This single bloom plays peek-a-boo through the foliage of a companion Plains goldeneye, but you can see some of its flaming partners in the background.

 

Another garden buddy, FirebushHamelia patens, in keeping with  the theme of red-hot beauties, is a real garden hot-shot.

IMGP9324.new

Like the Firecracker plant, my Firebush never froze to the ground and has grown quite tall (almost 4 feet) because of this year’s non-winter.  My parents planted one many years ago in their garden in Corpus Christi, Texas (along the Gulf of Mexico) which has a more tropical climate than Austin.  It’s rarely been pruned and is–I kid you not–nearly two stories tall and  easily 20 feet wide.  My measly little shrub  has a lot of growing to catch up with that!

IMGP9325_cropped_3359x2309..new

The scarlet blooms with their yellow throat make this an attractive source for hummingbirds.

 

Another blazing beauty in bloom is a surprise Spider lily, Lycoris radiata.  

IMGP9192.new

IMGP9298.new

Typically, these stunning bulbs push their flowers up and out, seemingly overnight, in late August or September.  But this one decided to grace the garden a little early.

IMGP9309.new

A flamboyant, red-hot late summer treat!

As this is posted, our triple-digit heat wave is broken.  Rain is falling and is forecasted for the next few days.  For Texans, rain in early August is a gift–and tremendously appreciated. Oh, it’ll toast up again, rest assured.  But the long, dry Texas summer is being shown to the door and autumn’s second spring blooming cycle arrival is eagerly awaited.

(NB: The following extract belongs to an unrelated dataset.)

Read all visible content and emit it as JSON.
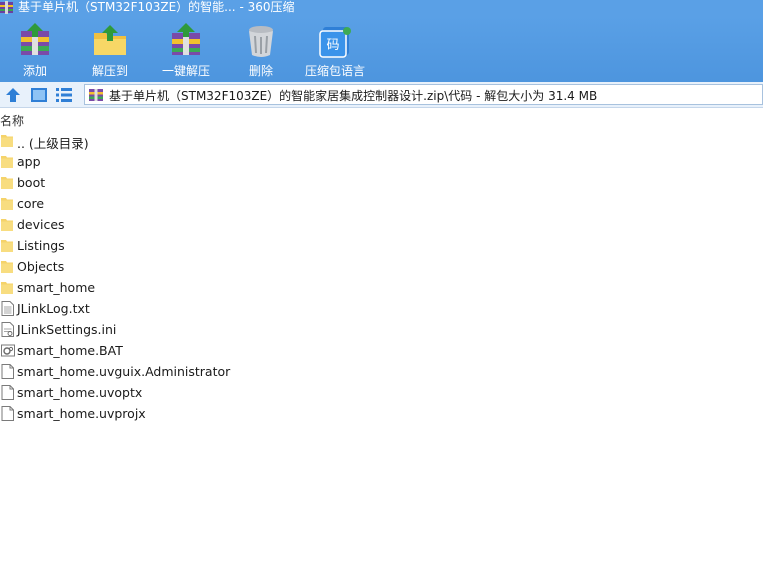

I thank Carol at May Dreams Garden for hosting this monthly bloom bonanza known as Garden Bloggers’ Bloom Day.  Join in, share your garden pretties, then click over to her lovely blog to see and learn about blooms from many places.